By Mick Krever, CNN
The Deputy Prime Minister of Iraq, Saleh al-Mutlak, a Sunni, says he is being side-lined by the Shiite-majority government.
“If you ask me did I take a real power-sharing during my presence in the government, I say definitely no,” al-Mutlak told CNN’s Christiane Amanpour from Baghdad on Wednesday. “We were almost isolated from the decisions, especially regarding the security issue.”
As large swaths of Iraq fall into the hands of Sunni extremists, Prime Minister Nuri al-Maliki’s record of allegedly stoking sectarian tension is coming under the spotlight.
Al-Mutlak participated in a meeting Tuesday with al-Maliki and other political leaders aimed at diffusing Sunni/Shiite tensions.
“The security issue, including the Ministry of Defense, Ministry of Interior, Intelligence Office, and the other offices and departments were run by Mister Maliki alone, or by his party.”
“We are far away from participating in the decision regarding those issues.”
Iran’s President, Hassan Rouhani, said Wednesday that his country would spare no effort to protect holy Shiite shrines from “killers and terrorists,” according to Iran’s state-run Islamic Republic News Agency (IRNA).
“We tell them, ‘Thank you very much – Iraq is capable of defending these shrines,’” al-Mutlak said. “And I am sure that the Sunnis will fight in order to protect the shrines the same as the Shiite will fight.”
“If you talk about Samara, the shrine there was protected by the Sunnis for centuries.

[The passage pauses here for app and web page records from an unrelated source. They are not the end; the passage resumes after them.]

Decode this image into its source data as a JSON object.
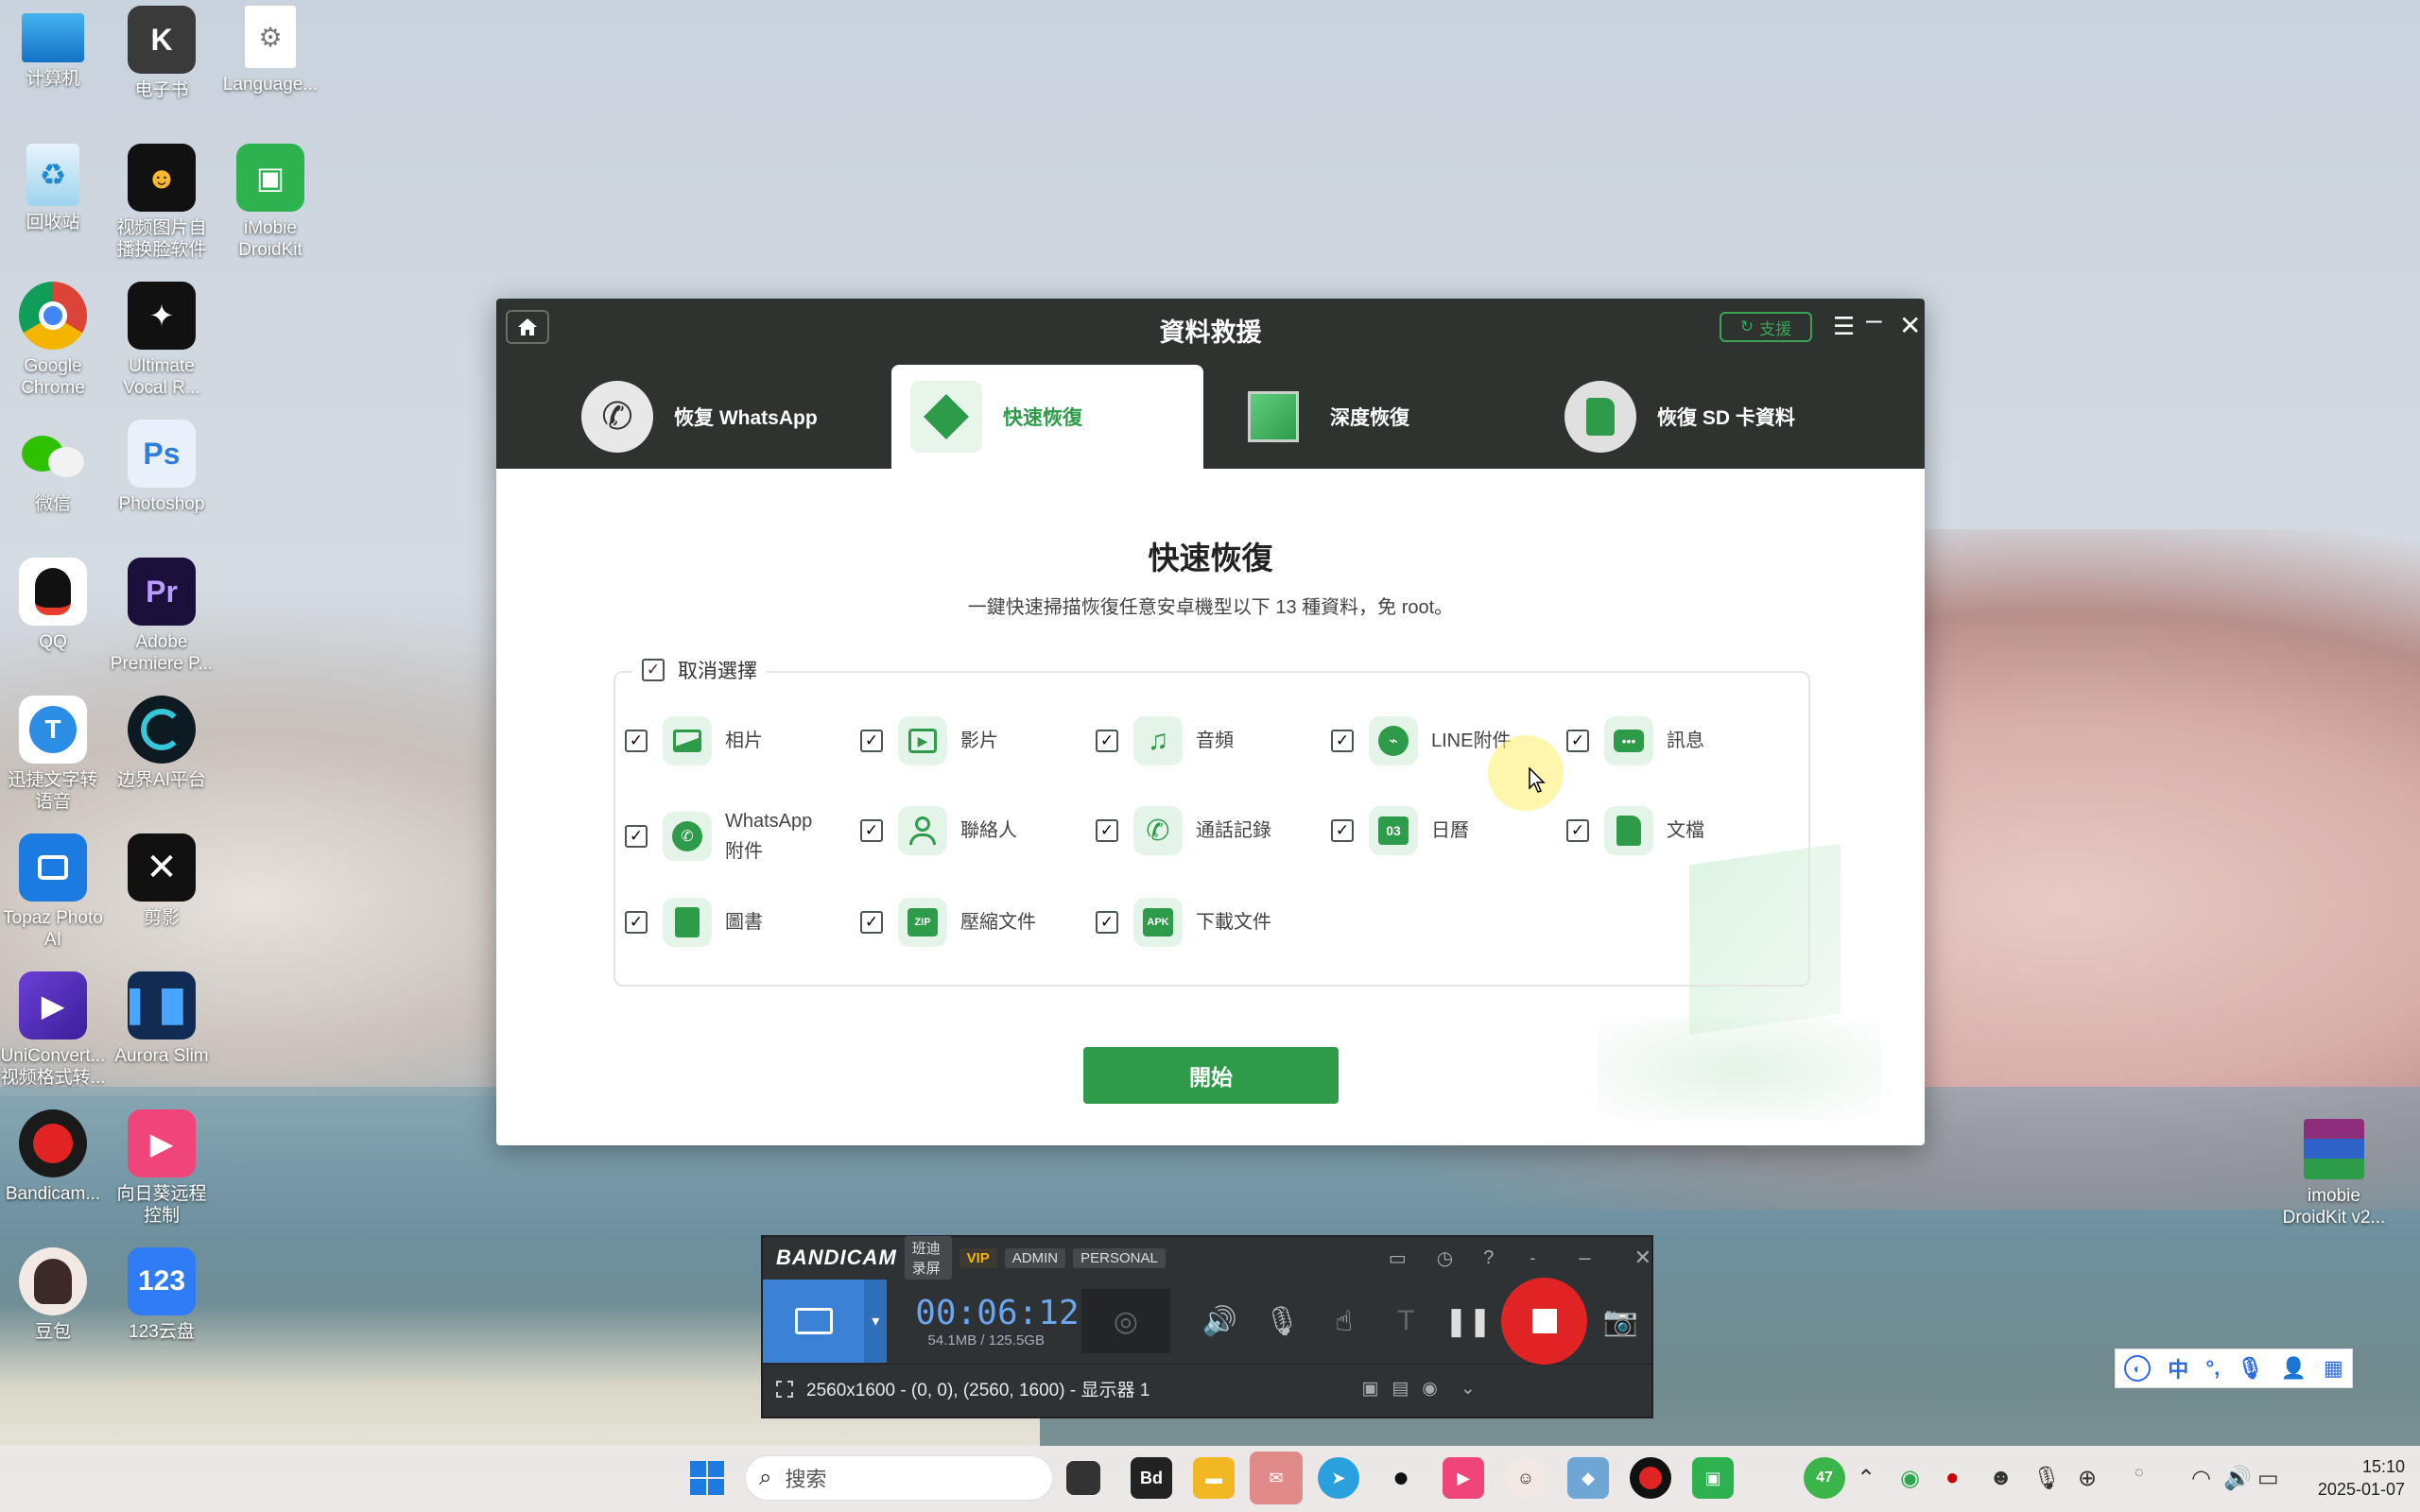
{
  "desktop": {
    "icons": [
      {
        "label": "计算机"
      },
      {
        "label": "电子书"
      },
      {
        "label": "Language..."
      },
      {
        "label": "回收站"
      },
      {
        "label": "视频图片自播换脸软件"
      },
      {
        "label": "iMobie DroidKit"
      },
      {
        "label": "Google Chrome"
      },
      {
        "label": "Ultimate Vocal R..."
      },
      {
        "label": "微信"
      },
      {
        "label": "Photoshop"
      },
      {
        "label": "QQ"
      },
      {
        "label": "Adobe Premiere P..."
      },
      {
        "label": "迅捷文字转语音"
      },
      {
        "label": "边界AI平台"
      },
      {
        "label": "Topaz Photo AI"
      },
      {
        "label": "剪影"
      },
      {
        "label": "UniConvert... 视频格式转..."
      },
      {
        "label": "Aurora Slim"
      },
      {
        "label": "Bandicam..."
      },
      {
        "label": "向日葵远程控制"
      },
      {
        "label": "豆包"
      },
      {
        "label": "123云盘"
      },
      {
        "label": "imobie DroidKit v2..."
      }
    ],
    "icon_glyphs": {
      "photoshop": "Ps",
      "premiere": "Pr",
      "pan123": "123"
    }
  },
  "app": {
    "title": "資料救援",
    "support_label": "支援",
    "tabs": [
      {
        "label": "恢复 WhatsApp"
      },
      {
        "label": "快速恢復"
      },
      {
        "label": "深度恢復"
      },
      {
        "label": "恢復 SD 卡資料"
      }
    ],
    "heading": "快速恢復",
    "subtitle": "一鍵快速掃描恢復任意安卓機型以下 13 種資料，免 root。",
    "select_all_label": "取消選擇",
    "items": [
      {
        "label": "相片",
        "checked": true,
        "icon": "photo-icon"
      },
      {
        "label": "影片",
        "checked": true,
        "icon": "video-icon"
      },
      {
        "label": "音頻",
        "checked": true,
        "icon": "music-icon"
      },
      {
        "label": "LINE附件",
        "checked": true,
        "icon": "line-icon"
      },
      {
        "label": "訊息",
        "checked": true,
        "icon": "message-icon"
      },
      {
        "label": "WhatsApp 附件",
        "checked": true,
        "icon": "whatsapp-icon"
      },
      {
        "label": "聯絡人",
        "checked": true,
        "icon": "contact-icon"
      },
      {
        "label": "通話記錄",
        "checked": true,
        "icon": "phone-icon"
      },
      {
        "label": "日曆",
        "checked": true,
        "icon": "calendar-icon",
        "glyph": "03"
      },
      {
        "label": "文檔",
        "checked": true,
        "icon": "document-icon"
      },
      {
        "label": "圖書",
        "checked": true,
        "icon": "book-icon"
      },
      {
        "label": "壓縮文件",
        "checked": true,
        "icon": "zip-icon",
        "glyph": "ZIP"
      },
      {
        "label": "下載文件",
        "checked": true,
        "icon": "apk-icon",
        "glyph": "APK"
      }
    ],
    "start_label": "開始",
    "accent": "#2e9b4a"
  },
  "bandicam": {
    "logo": "BANDICAM",
    "brand_cn": "班迪录屏",
    "vip": "VIP",
    "admin": "ADMIN",
    "personal": "PERSONAL",
    "timer": "00:06:12",
    "size": "54.1MB / 125.5GB",
    "status": "2560x1600 - (0, 0), (2560, 1600) - 显示器 1",
    "rec_color": "#e02424"
  },
  "ime": {
    "zh": "中"
  },
  "taskbar": {
    "search_placeholder": "搜索",
    "clock_time": "15:10",
    "clock_date": "2025-01-07",
    "badge_count": "47"
  }
}
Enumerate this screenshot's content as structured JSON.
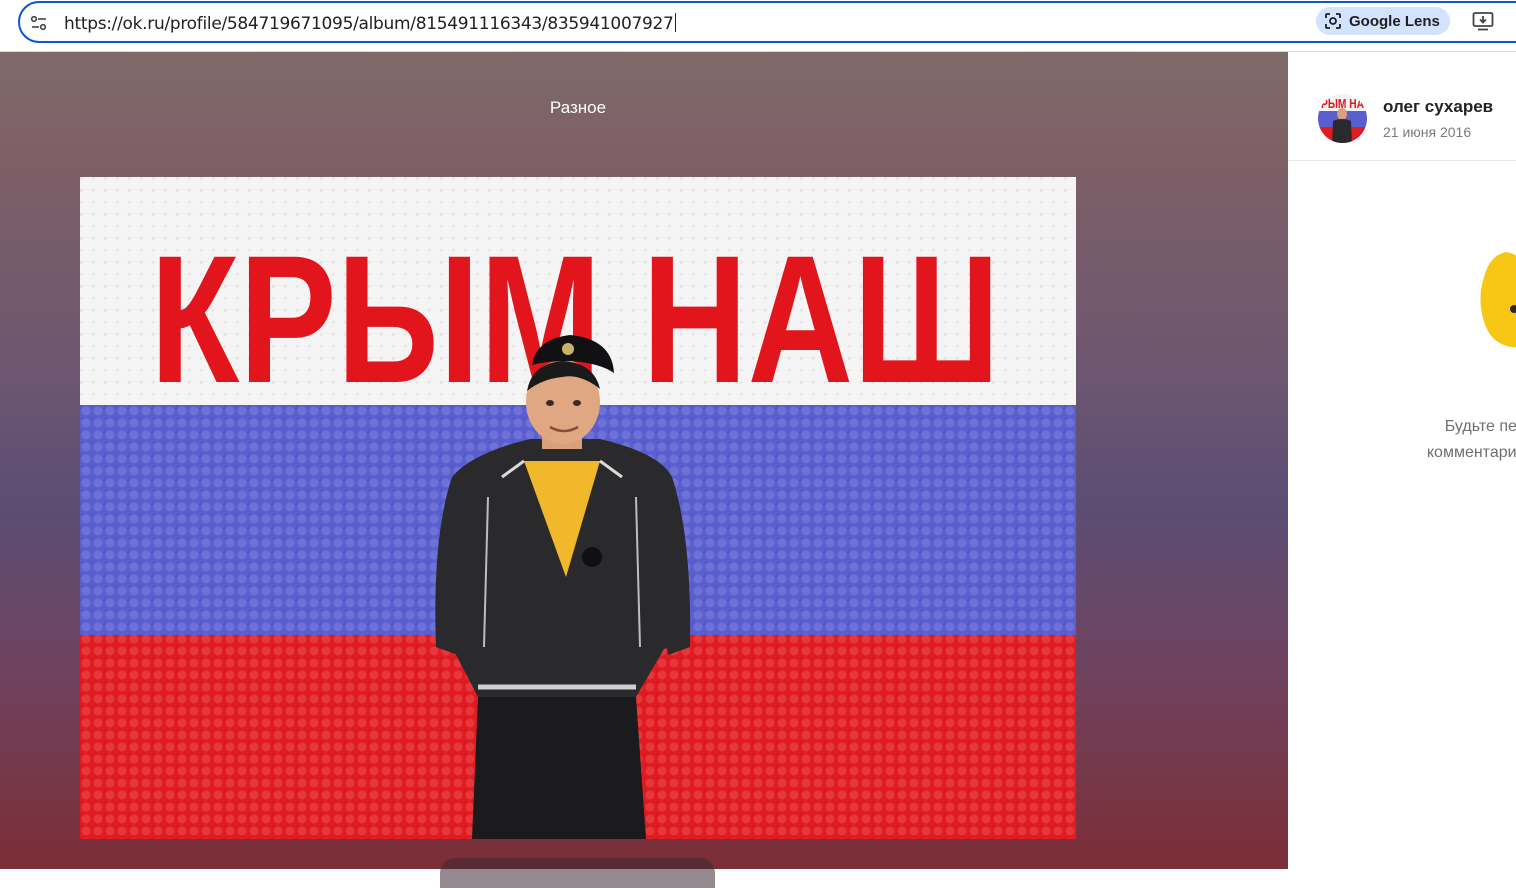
{
  "browser": {
    "url": "https://ok.ru/profile/584719671095/album/815491116343/835941007927",
    "lens_label": "Google Lens",
    "icons": [
      "tune-icon",
      "google-lens-icon",
      "install-app-icon"
    ]
  },
  "viewer": {
    "album_title": "Разное",
    "photo_text": "КРЫМ НАШ"
  },
  "sidebar": {
    "author_name": "олег сухарев",
    "post_date": "21 июня 2016",
    "avatar_text": "РЫМ НА",
    "empty_line1": "Будьте первым,",
    "empty_line2": "комментарий к фото"
  },
  "colors": {
    "accent": "#0b57d0",
    "lens_bg": "#d3e3fd",
    "flag_white": "#f4f4f4",
    "flag_blue": "#5a5fd0",
    "flag_red": "#e01c22"
  }
}
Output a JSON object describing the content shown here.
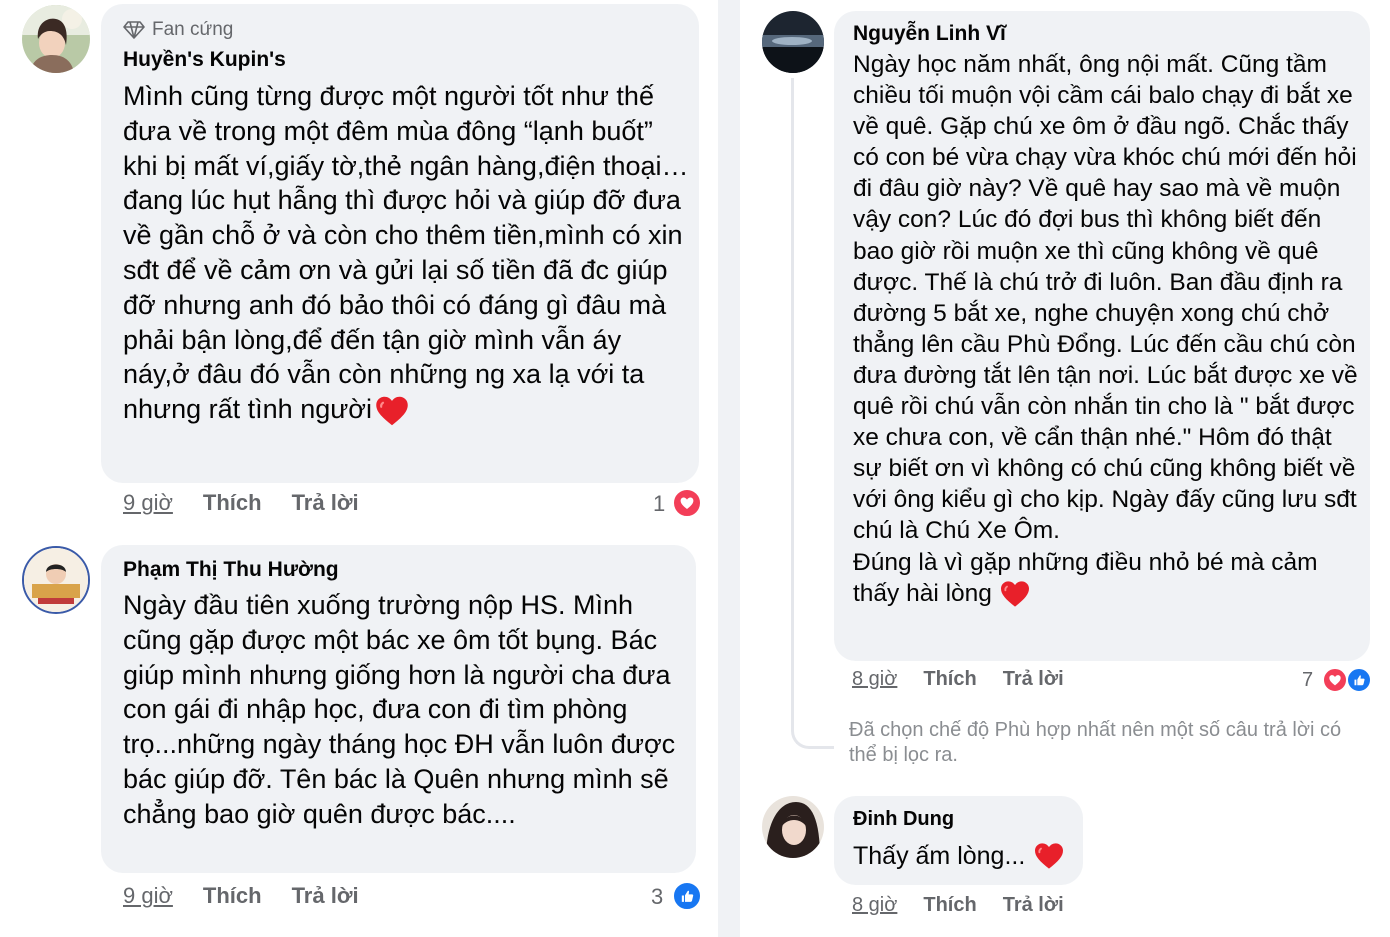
{
  "comments_left": [
    {
      "badge": "Fan cứng",
      "author": "Huyền's Kupin's",
      "text": "Mình cũng từng được một người tốt như thế đưa về trong một đêm mùa đông “lạnh buốt” khi bị mất ví,giấy tờ,thẻ ngân hàng,điện thoại…đang lúc hụt hẫng thì được hỏi và giúp đỡ đưa về gần chỗ ở và còn cho thêm tiền,mình có xin sđt để về cảm ơn và gửi lại số tiền đã đc giúp đỡ nhưng anh đó bảo thôi có đáng gì đâu mà phải bận lòng,để đến tận giờ mình vẫn áy náy,ở đâu đó vẫn còn những ng xa lạ với ta nhưng rất tình người",
      "time": "9 giờ",
      "like": "Thích",
      "reply": "Trả lời",
      "reaction_count": "1"
    },
    {
      "author": "Phạm Thị Thu Hường",
      "text": "Ngày đầu tiên xuống trường nộp HS. Mình cũng gặp được một bác xe ôm tốt bụng. Bác giúp mình nhưng giống hơn là người cha đưa con gái đi nhập học, đưa con đi tìm phòng trọ...những ngày tháng học ĐH vẫn luôn được bác giúp đỡ. Tên bác là Quên nhưng mình sẽ chẳng bao giờ quên được bác....",
      "time": "9 giờ",
      "like": "Thích",
      "reply": "Trả lời",
      "reaction_count": "3"
    }
  ],
  "comments_right": [
    {
      "author": "Nguyễn Linh Vĩ",
      "text": "Ngày học năm nhất, ông nội mất. Cũng tầm chiều tối muộn vội cầm cái balo chạy đi bắt xe về quê. Gặp chú xe ôm ở đầu ngõ. Chắc thấy có con bé vừa chạy vừa khóc chú mới đến hỏi đi đâu giờ này? Về quê hay sao mà về muộn vậy con? Lúc đó đợi bus thì không biết đến bao giờ rồi muộn xe thì cũng không về quê được. Thế là chú trở đi luôn. Ban đầu định ra đường 5 bắt xe, nghe chuyện xong chú chở thẳng lên cầu Phù Đổng. Lúc đến cầu chú còn đưa đường tắt lên tận nơi. Lúc bắt được xe về quê rồi chú vẫn còn nhắn tin cho là \" bắt được xe chưa con, về cẩn thận nhé.\" Hôm đó thật sự biết ơn vì không có chú cũng không biết về với ông kiểu gì cho kịp. Ngày đấy cũng lưu sđt chú là Chú Xe Ôm.",
      "text2": "Đúng là vì gặp những điều nhỏ bé mà cảm thấy hài lòng",
      "time": "8 giờ",
      "like": "Thích",
      "reply": "Trả lời",
      "reaction_count": "7"
    },
    {
      "author": "Đinh Dung",
      "text": "Thấy ấm lòng...",
      "time": "8 giờ",
      "like": "Thích",
      "reply": "Trả lời"
    }
  ],
  "filter_note": "Đã chọn chế độ Phù hợp nhất nên một số câu trả lời có thể bị lọc ra.",
  "colors": {
    "bubble": "#f0f2f5",
    "meta": "#65676b",
    "heart": "#f33e58",
    "like": "#1877f2"
  }
}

So we don’t need any foreign military to come to Iraq and protect these shrines.”
Given al-Mutlak’s outspoken criticism of his country’s prime minister, it should come as no surprise that he believes Iraq is divided.
“If you ask me if there is a real unity in Iraq, no.”
“Yes, now we are in a danger, and we have to unite ourselves towards the real enemy, Dais” – the Arabic acronym for ISIS.
“But at the same time, we have to think of a political solution, not only a military solution. A military solution alone cannot solve the problem.”
Iraq on Wednesday formally asked the United States, the erstwhile occupier, to carry out airstrikes on ISIS. Amanpour spoke with the deputy prime minister moments before that appeal was announced.
“I think America has a responsibility now,” al-Mutlak said. “We have to be clear: The occupation of Iraq was irresponsible. And the withdrawal from Iraq was not a responsible way.”
“If America wants to come to Iraq, it has to do a radical change to correct the mistakes they have done in Iraq, and work on a political process which will stabilize Iraq, and let all the Iraqis feel that they are Iraqis, there are fair standards of citizens, not being told that they are being isolated and their rights is not being given to them.”